All records below must be retyped exactly.

= Supplied material =
-.-.-

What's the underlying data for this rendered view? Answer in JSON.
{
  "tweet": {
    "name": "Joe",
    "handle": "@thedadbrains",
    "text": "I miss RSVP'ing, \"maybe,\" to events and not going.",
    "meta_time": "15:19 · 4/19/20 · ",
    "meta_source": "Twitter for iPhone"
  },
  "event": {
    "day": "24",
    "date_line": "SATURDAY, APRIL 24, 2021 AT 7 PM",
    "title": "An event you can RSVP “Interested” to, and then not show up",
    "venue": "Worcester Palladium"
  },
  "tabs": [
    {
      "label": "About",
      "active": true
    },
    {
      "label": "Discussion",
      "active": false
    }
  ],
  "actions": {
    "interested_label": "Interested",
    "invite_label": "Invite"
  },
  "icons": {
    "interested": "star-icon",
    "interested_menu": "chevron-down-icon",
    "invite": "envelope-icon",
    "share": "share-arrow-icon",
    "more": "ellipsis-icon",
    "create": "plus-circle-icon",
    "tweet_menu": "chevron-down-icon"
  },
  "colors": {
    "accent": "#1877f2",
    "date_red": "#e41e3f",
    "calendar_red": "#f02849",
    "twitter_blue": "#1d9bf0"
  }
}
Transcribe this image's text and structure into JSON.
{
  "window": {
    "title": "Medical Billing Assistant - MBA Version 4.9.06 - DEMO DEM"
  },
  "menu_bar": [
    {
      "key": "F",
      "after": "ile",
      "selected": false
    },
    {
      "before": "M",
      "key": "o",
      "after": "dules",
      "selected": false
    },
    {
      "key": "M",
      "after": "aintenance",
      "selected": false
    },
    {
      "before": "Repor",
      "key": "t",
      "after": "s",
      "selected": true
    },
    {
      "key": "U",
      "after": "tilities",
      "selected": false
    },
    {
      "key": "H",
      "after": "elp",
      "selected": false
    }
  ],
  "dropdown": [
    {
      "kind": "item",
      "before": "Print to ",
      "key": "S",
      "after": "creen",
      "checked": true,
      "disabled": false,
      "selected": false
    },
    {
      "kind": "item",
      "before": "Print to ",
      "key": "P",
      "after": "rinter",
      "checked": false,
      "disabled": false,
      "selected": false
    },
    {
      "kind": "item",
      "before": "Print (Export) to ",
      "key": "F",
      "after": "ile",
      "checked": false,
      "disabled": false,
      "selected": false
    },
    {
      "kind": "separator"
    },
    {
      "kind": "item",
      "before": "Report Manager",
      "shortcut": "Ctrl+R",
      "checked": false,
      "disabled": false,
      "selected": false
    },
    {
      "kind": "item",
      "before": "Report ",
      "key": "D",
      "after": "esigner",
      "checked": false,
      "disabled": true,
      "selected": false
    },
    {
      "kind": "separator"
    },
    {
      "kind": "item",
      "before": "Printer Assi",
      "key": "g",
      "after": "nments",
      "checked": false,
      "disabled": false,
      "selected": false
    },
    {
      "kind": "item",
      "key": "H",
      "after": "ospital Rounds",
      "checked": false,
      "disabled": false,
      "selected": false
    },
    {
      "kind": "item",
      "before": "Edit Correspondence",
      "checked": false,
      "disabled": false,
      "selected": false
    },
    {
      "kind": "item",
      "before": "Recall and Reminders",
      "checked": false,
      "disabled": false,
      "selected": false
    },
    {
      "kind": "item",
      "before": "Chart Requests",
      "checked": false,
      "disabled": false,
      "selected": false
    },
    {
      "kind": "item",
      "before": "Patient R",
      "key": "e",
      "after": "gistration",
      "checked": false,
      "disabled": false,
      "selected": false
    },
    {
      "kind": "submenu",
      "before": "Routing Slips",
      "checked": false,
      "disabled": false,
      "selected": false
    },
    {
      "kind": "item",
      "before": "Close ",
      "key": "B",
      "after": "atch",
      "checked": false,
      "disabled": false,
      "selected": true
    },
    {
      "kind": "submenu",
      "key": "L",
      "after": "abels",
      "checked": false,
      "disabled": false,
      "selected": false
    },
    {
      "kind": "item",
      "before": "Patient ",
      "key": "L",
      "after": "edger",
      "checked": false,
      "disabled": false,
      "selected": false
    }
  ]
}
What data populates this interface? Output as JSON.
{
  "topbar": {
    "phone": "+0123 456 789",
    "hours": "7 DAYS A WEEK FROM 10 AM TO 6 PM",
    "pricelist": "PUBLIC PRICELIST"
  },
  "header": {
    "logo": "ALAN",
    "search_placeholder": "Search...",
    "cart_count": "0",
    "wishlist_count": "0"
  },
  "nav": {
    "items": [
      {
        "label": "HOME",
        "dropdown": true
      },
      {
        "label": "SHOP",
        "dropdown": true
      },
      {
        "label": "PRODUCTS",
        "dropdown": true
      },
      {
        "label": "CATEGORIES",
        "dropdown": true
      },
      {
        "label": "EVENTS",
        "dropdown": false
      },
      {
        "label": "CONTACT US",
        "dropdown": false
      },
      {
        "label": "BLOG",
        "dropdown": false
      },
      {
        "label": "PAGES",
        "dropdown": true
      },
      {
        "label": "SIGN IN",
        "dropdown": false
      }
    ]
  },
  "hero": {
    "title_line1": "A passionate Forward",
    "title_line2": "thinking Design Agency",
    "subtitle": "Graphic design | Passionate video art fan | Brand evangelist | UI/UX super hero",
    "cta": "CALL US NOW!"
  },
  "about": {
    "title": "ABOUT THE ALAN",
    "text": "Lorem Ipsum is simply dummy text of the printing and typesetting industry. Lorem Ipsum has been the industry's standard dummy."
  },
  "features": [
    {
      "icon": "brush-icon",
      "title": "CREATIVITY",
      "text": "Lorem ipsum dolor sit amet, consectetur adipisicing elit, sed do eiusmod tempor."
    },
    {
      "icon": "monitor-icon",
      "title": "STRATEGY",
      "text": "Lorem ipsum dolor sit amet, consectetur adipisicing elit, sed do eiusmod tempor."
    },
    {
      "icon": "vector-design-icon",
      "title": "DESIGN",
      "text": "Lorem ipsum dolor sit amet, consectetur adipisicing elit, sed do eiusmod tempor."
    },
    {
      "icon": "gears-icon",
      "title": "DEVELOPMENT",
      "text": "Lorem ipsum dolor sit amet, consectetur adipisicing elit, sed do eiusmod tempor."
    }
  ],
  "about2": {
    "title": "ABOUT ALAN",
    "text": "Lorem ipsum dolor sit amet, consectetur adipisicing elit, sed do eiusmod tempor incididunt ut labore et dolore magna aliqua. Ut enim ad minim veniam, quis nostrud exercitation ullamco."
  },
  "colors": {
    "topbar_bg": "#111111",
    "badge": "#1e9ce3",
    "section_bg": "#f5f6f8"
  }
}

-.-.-

= Your solution =
What's the underlying data for this rendered view? Answer in JSON.
{
  "tweet": {
    "name": "Joe",
    "handle": "@thedadbrains",
    "text": "I miss RSVP'ing, \"maybe,\" to events and not going.",
    "meta_time": "15:19 · 4/19/20 · ",
    "meta_source": "Twitter for iPhone"
  },
  "event": {
    "day": "24",
    "date_line": "SATURDAY, APRIL 24, 2021 AT 7 PM",
    "title": "An event you can RSVP “Interested” to, and then not show up",
    "venue": "Worcester Palladium"
  },
  "tabs": [
    {
      "label": "About",
      "active": true
    },
    {
      "label": "Discussion",
      "active": false
    }
  ],
  "actions": {
    "interested_label": "Interested",
    "invite_label": "Invite"
  },
  "icons": {
    "interested": "star-icon",
    "interested_menu": "chevron-down-icon",
    "invite": "envelope-icon",
    "share": "share-arrow-icon",
    "more": "ellipsis-icon",
    "create": "plus-circle-icon",
    "tweet_menu": "chevron-down-icon"
  },
  "colors": {
    "accent": "#1877f2",
    "date_red": "#e41e3f",
    "calendar_red": "#f02849",
    "twitter_blue": "#1d9bf0"
  }
}
Transcribe this image's text and structure into JSON.
{
  "window": {
    "title": "Medical Billing Assistant - MBA Version 4.9.06 - DEMO DEM"
  },
  "menu_bar": [
    {
      "key": "F",
      "after": "ile",
      "selected": false
    },
    {
      "before": "M",
      "key": "o",
      "after": "dules",
      "selected": false
    },
    {
      "key": "M",
      "after": "aintenance",
      "selected": false
    },
    {
      "before": "Repor",
      "key": "t",
      "after": "s",
      "selected": true
    },
    {
      "key": "U",
      "after": "tilities",
      "selected": false
    },
    {
      "key": "H",
      "after": "elp",
      "selected": false
    }
  ],
  "dropdown": [
    {
      "kind": "item",
      "before": "Print to ",
      "key": "S",
      "after": "creen",
      "checked": true,
      "disabled": false,
      "selected": false
    },
    {
      "kind": "item",
      "before": "Print to ",
      "key": "P",
      "after": "rinter",
      "checked": false,
      "disabled": false,
      "selected": false
    },
    {
      "kind": "item",
      "before": "Print (Export) to ",
      "key": "F",
      "after": "ile",
      "checked": false,
      "disabled": false,
      "selected": false
    },
    {
      "kind": "separator"
    },
    {
      "kind": "item",
      "before": "Report Manager",
      "shortcut": "Ctrl+R",
      "checked": false,
      "disabled": false,
      "selected": false
    },
    {
      "kind": "item",
      "before": "Report ",
      "key": "D",
      "after": "esigner",
      "checked": false,
      "disabled": true,
      "selected": false
    },
    {
      "kind": "separator"
    },
    {
      "kind": "item",
      "before": "Printer Assi",
      "key": "g",
      "after": "nments",
      "checked": false,
      "disabled": false,
      "selected": false
    },
    {
      "kind": "item",
      "key": "H",
      "after": "ospital Rounds",
      "checked": false,
      "disabled": false,
      "selected": false
    },
    {
      "kind": "item",
      "before": "Edit Correspondence",
      "checked": false,
      "disabled": false,
      "selected": false
    },
    {
      "kind": "item",
      "before": "Recall and Reminders",
      "checked": false,
      "disabled": false,
      "selected": false
    },
    {
      "kind": "item",
      "before": "Chart Requests",
      "checked": false,
      "disabled": false,
      "selected": false
    },
    {
      "kind": "item",
      "before": "Patient R",
      "key": "e",
      "after": "gistration",
      "checked": false,
      "disabled": false,
      "selected": false
    },
    {
      "kind": "submenu",
      "before": "Routing Slips",
      "checked": false,
      "disabled": false,
      "selected": false
    },
    {
      "kind": "item",
      "before": "Close ",
      "key": "B",
      "after": "atch",
      "checked": false,
      "disabled": false,
      "selected": true
    },
    {
      "kind": "submenu",
      "key": "L",
      "after": "abels",
      "checked": false,
      "disabled": false,
      "selected": false
    },
    {
      "kind": "item",
      "before": "Patient ",
      "key": "L",
      "after": "edger",
      "checked": false,
      "disabled": false,
      "selected": false
    }
  ]
}
What data populates this interface? Output as JSON.
{
  "topbar": {
    "phone": "+0123 456 789",
    "hours": "7 DAYS A WEEK FROM 10 AM TO 6 PM",
    "pricelist": "PUBLIC PRICELIST"
  },
  "header": {
    "logo": "ALAN",
    "search_placeholder": "Search...",
    "cart_count": "0",
    "wishlist_count": "0"
  },
  "nav": {
    "items": [
      {
        "label": "HOME",
        "dropdown": true
      },
      {
        "label": "SHOP",
        "dropdown": true
      },
      {
        "label": "PRODUCTS",
        "dropdown": true
      },
      {
        "label": "CATEGORIES",
        "dropdown": true
      },
      {
        "label": "EVENTS",
        "dropdown": false
      },
      {
        "label": "CONTACT US",
        "dropdown": false
      },
      {
        "label": "BLOG",
        "dropdown": false
      },
      {
        "label": "PAGES",
        "dropdown": true
      },
      {
        "label": "SIGN IN",
        "dropdown": false
      }
    ]
  },
  "hero": {
    "title_line1": "A passionate Forward",
    "title_line2": "thinking Design Agency",
    "subtitle": "Graphic design | Passionate video art fan | Brand evangelist | UI/UX super hero",
    "cta": "CALL US NOW!"
  },
  "about": {
    "title": "ABOUT THE ALAN",
    "text": "Lorem Ipsum is simply dummy text of the printing and typesetting industry. Lorem Ipsum has been the industry's standard dummy."
  },
  "features": [
    {
      "icon": "brush-icon",
      "title": "CREATIVITY",
      "text": "Lorem ipsum dolor sit amet, consectetur adipisicing elit, sed do eiusmod tempor."
    },
    {
      "icon": "monitor-icon",
      "title": "STRATEGY",
      "text": "Lorem ipsum dolor sit amet, consectetur adipisicing elit, sed do eiusmod tempor."
    },
    {
      "icon": "vector-design-icon",
      "title": "DESIGN",
      "text": "Lorem ipsum dolor sit amet, consectetur adipisicing elit, sed do eiusmod tempor."
    },
    {
      "icon": "gears-icon",
      "title": "DEVELOPMENT",
      "text": "Lorem ipsum dolor sit amet, consectetur adipisicing elit, sed do eiusmod tempor."
    }
  ],
  "about2": {
    "title": "ABOUT ALAN",
    "text": "Lorem ipsum dolor sit amet, consectetur adipisicing elit, sed do eiusmod tempor incididunt ut labore et dolore magna aliqua. Ut enim ad minim veniam, quis nostrud exercitation ullamco."
  },
  "colors": {
    "topbar_bg": "#111111",
    "badge": "#1e9ce3",
    "section_bg": "#f5f6f8"
  }
}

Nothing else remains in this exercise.